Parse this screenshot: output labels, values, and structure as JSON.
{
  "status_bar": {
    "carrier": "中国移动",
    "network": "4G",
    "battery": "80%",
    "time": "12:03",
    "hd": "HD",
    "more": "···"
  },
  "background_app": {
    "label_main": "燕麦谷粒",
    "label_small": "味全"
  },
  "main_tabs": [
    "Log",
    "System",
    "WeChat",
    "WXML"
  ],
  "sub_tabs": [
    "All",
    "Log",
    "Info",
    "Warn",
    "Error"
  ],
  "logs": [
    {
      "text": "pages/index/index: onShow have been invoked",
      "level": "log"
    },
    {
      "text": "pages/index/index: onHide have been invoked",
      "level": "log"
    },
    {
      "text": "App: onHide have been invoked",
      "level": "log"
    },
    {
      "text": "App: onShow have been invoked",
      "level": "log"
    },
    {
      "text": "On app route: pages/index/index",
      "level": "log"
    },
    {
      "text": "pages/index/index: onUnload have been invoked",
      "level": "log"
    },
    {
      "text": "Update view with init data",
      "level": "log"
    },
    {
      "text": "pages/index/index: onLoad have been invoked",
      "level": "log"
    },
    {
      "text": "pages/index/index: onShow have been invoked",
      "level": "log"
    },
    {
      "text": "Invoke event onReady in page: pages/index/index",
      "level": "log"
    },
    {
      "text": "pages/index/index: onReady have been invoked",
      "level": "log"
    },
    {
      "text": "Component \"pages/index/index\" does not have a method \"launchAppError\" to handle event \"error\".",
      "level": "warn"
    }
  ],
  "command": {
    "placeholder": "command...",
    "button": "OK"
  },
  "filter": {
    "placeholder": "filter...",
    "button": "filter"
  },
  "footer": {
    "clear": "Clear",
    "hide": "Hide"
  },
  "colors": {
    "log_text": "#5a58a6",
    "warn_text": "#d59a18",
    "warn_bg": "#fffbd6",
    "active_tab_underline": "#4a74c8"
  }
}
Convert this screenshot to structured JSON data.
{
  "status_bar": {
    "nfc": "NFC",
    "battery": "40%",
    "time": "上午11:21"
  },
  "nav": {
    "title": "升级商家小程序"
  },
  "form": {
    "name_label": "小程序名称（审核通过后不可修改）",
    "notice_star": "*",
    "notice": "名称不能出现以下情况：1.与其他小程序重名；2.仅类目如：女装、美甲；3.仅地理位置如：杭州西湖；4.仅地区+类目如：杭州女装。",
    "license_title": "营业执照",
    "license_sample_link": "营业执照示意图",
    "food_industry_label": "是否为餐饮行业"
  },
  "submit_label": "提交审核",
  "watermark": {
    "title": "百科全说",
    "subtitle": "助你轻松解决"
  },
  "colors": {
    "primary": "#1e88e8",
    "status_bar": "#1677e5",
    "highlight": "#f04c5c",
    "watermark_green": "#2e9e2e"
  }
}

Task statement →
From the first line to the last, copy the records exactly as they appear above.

Result →
Parse this screenshot: output labels, values, and structure as JSON.
{
  "status_bar": {
    "carrier": "中国移动",
    "network": "4G",
    "battery": "80%",
    "time": "12:03",
    "hd": "HD",
    "more": "···"
  },
  "background_app": {
    "label_main": "燕麦谷粒",
    "label_small": "味全"
  },
  "main_tabs": [
    "Log",
    "System",
    "WeChat",
    "WXML"
  ],
  "sub_tabs": [
    "All",
    "Log",
    "Info",
    "Warn",
    "Error"
  ],
  "logs": [
    {
      "text": "pages/index/index: onShow have been invoked",
      "level": "log"
    },
    {
      "text": "pages/index/index: onHide have been invoked",
      "level": "log"
    },
    {
      "text": "App: onHide have been invoked",
      "level": "log"
    },
    {
      "text": "App: onShow have been invoked",
      "level": "log"
    },
    {
      "text": "On app route: pages/index/index",
      "level": "log"
    },
    {
      "text": "pages/index/index: onUnload have been invoked",
      "level": "log"
    },
    {
      "text": "Update view with init data",
      "level": "log"
    },
    {
      "text": "pages/index/index: onLoad have been invoked",
      "level": "log"
    },
    {
      "text": "pages/index/index: onShow have been invoked",
      "level": "log"
    },
    {
      "text": "Invoke event onReady in page: pages/index/index",
      "level": "log"
    },
    {
      "text": "pages/index/index: onReady have been invoked",
      "level": "log"
    },
    {
      "text": "Component \"pages/index/index\" does not have a method \"launchAppError\" to handle event \"error\".",
      "level": "warn"
    }
  ],
  "command": {
    "placeholder": "command...",
    "button": "OK"
  },
  "filter": {
    "placeholder": "filter...",
    "button": "filter"
  },
  "footer": {
    "clear": "Clear",
    "hide": "Hide"
  },
  "colors": {
    "log_text": "#5a58a6",
    "warn_text": "#d59a18",
    "warn_bg": "#fffbd6",
    "active_tab_underline": "#4a74c8"
  }
}
Convert this screenshot to structured JSON data.
{
  "status_bar": {
    "nfc": "NFC",
    "battery": "40%",
    "time": "上午11:21"
  },
  "nav": {
    "title": "升级商家小程序"
  },
  "form": {
    "name_label": "小程序名称（审核通过后不可修改）",
    "notice_star": "*",
    "notice": "名称不能出现以下情况：1.与其他小程序重名；2.仅类目如：女装、美甲；3.仅地理位置如：杭州西湖；4.仅地区+类目如：杭州女装。",
    "license_title": "营业执照",
    "license_sample_link": "营业执照示意图",
    "food_industry_label": "是否为餐饮行业"
  },
  "submit_label": "提交审核",
  "watermark": {
    "title": "百科全说",
    "subtitle": "助你轻松解决"
  },
  "colors": {
    "primary": "#1e88e8",
    "status_bar": "#1677e5",
    "highlight": "#f04c5c",
    "watermark_green": "#2e9e2e"
  }
}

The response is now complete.